_YOUR GOAL_
Report back every line from the entries below in which the word "this" occurs.

_EXERCISE DATA_
══════════════════════════════
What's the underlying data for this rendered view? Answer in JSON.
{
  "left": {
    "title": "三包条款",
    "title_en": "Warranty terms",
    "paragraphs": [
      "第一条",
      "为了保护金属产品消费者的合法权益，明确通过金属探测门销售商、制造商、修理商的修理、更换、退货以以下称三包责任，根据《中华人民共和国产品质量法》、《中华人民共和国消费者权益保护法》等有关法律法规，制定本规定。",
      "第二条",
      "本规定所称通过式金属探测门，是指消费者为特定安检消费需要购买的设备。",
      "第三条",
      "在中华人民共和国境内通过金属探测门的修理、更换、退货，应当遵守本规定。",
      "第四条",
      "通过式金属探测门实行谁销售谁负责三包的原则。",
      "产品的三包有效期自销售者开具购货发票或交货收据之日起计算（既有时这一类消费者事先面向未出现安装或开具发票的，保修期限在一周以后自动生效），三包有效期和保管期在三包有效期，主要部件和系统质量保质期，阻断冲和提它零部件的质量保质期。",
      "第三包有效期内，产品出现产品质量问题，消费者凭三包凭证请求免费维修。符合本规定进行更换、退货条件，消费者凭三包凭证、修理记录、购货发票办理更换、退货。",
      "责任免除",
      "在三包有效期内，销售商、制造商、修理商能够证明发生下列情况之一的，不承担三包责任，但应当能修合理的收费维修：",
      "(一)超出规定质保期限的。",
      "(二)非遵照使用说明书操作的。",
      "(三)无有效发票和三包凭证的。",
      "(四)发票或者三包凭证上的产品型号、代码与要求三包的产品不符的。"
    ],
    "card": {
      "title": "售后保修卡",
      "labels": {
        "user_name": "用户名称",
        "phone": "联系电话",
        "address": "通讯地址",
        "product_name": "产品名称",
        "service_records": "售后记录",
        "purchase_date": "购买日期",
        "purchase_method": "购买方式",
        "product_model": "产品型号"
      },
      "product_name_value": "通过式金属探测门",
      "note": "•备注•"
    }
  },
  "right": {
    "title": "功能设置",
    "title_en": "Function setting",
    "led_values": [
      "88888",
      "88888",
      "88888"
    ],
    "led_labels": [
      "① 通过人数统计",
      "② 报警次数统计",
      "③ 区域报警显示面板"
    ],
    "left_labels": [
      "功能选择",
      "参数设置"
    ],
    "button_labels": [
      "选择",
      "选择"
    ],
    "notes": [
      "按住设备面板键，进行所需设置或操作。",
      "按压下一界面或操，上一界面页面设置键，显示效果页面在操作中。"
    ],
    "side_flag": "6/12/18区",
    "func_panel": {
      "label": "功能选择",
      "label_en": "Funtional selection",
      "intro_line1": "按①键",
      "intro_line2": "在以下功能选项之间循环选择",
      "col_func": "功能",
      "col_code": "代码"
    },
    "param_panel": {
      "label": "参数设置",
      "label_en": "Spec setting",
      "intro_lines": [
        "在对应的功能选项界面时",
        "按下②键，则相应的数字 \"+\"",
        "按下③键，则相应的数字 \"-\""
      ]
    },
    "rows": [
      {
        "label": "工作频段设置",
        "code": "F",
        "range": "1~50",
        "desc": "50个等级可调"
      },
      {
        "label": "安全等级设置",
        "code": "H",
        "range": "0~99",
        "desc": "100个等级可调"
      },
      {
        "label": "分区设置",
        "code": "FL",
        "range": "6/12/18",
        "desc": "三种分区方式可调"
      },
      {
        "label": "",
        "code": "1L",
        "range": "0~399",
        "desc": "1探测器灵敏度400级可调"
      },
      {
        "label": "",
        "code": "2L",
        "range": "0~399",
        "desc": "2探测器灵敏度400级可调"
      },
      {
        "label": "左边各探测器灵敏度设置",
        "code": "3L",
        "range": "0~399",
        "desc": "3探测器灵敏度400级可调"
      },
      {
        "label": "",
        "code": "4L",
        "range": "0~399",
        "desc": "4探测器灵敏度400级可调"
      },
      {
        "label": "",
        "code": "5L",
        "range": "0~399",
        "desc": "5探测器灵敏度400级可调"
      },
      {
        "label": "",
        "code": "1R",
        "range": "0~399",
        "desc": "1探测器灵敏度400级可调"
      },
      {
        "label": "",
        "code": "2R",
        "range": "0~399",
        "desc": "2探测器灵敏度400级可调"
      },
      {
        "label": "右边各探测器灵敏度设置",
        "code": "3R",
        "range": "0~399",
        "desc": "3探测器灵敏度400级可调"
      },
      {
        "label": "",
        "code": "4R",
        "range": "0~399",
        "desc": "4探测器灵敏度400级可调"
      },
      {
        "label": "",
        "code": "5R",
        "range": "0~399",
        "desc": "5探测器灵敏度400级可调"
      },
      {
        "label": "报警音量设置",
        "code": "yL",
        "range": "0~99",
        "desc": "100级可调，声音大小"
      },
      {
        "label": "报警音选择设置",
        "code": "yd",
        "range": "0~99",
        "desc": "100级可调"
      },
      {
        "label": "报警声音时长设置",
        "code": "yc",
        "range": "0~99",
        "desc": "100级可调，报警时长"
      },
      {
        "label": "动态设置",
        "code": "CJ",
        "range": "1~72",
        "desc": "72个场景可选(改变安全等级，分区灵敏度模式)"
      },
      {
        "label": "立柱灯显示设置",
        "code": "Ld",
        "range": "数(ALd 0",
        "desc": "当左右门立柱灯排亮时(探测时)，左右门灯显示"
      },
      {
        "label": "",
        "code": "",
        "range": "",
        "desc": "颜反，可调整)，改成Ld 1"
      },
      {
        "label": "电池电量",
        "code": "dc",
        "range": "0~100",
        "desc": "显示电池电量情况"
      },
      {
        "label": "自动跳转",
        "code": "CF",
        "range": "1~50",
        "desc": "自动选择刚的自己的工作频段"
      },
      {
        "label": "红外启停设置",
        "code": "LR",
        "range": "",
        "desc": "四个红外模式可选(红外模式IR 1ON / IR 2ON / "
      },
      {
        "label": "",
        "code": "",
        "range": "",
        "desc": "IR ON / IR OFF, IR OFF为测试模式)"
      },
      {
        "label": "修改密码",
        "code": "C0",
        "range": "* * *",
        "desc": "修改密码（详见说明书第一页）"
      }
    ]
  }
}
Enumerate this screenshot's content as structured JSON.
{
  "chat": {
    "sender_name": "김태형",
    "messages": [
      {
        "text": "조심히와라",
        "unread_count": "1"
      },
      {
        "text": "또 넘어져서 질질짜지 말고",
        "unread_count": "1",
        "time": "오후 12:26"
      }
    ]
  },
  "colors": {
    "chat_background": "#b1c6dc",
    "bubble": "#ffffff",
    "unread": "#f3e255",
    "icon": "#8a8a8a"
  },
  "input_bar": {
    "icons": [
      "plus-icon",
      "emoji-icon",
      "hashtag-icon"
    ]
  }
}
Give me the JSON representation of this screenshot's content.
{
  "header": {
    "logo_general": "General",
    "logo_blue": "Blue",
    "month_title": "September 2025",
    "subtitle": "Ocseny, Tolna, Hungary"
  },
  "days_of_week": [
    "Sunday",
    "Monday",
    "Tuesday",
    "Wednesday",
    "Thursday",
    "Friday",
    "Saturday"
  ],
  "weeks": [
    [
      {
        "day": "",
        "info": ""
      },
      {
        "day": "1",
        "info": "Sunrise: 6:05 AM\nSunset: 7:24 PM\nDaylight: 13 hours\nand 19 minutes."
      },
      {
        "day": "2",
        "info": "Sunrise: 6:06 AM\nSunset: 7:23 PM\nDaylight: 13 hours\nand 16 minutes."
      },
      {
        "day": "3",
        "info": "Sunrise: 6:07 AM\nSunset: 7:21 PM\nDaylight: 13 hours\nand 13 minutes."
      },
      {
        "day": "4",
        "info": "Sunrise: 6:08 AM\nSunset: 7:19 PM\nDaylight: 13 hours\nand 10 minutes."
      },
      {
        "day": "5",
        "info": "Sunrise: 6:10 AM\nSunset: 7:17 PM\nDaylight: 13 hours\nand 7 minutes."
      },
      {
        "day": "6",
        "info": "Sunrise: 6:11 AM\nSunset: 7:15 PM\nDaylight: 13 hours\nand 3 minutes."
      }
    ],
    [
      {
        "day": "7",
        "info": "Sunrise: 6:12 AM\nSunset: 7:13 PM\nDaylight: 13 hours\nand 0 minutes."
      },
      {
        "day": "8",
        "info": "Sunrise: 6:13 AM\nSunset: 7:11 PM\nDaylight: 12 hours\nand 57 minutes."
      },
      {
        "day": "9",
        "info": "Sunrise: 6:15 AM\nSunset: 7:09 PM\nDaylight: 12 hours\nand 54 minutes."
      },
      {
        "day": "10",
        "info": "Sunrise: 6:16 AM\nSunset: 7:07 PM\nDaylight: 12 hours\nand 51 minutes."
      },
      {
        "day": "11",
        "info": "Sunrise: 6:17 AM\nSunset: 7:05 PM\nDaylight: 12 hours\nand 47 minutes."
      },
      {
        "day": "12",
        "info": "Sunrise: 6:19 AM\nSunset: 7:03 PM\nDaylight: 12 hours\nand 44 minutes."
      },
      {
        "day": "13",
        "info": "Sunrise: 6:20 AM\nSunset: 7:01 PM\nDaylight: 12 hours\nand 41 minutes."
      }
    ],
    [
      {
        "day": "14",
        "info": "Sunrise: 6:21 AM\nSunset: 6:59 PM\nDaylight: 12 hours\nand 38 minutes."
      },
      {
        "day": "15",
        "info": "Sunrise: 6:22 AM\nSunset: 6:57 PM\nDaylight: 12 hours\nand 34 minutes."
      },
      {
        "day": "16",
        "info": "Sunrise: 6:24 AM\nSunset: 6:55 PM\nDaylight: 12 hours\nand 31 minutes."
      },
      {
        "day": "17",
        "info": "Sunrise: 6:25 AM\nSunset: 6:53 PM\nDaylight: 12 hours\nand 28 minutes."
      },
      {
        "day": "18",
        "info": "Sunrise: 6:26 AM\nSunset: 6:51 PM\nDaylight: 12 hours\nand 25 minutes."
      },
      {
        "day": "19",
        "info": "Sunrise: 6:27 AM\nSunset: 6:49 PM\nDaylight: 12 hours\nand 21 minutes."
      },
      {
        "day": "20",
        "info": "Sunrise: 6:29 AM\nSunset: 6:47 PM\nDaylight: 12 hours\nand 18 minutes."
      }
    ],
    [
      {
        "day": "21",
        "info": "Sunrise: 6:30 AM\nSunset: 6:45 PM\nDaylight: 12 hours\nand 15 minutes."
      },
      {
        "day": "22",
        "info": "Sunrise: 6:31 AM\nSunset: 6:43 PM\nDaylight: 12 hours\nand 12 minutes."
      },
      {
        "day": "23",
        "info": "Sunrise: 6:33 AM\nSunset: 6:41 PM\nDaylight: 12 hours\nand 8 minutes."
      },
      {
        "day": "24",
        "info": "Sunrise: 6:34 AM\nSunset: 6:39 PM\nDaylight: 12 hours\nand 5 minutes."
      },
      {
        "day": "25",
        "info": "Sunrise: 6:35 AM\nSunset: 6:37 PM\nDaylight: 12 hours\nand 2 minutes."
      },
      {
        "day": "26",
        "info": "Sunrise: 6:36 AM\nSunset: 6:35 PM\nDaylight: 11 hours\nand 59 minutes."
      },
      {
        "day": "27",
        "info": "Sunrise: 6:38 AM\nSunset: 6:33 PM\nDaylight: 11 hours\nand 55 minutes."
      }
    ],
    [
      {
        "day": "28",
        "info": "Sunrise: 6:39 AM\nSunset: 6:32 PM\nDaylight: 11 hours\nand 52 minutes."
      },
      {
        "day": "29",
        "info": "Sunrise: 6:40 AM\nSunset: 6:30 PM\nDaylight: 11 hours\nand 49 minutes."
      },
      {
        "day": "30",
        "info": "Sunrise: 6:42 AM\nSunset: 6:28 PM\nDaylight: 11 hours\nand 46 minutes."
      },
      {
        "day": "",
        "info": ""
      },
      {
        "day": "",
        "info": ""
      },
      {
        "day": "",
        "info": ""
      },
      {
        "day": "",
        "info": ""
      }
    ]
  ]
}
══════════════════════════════
_OUTPUT OF THE EXERCISE_
What's the underlying data for this rendered view? Answer in JSON.
Enumerate this screenshot's content as structured JSON.
Give me the JSON representation of this screenshot's content.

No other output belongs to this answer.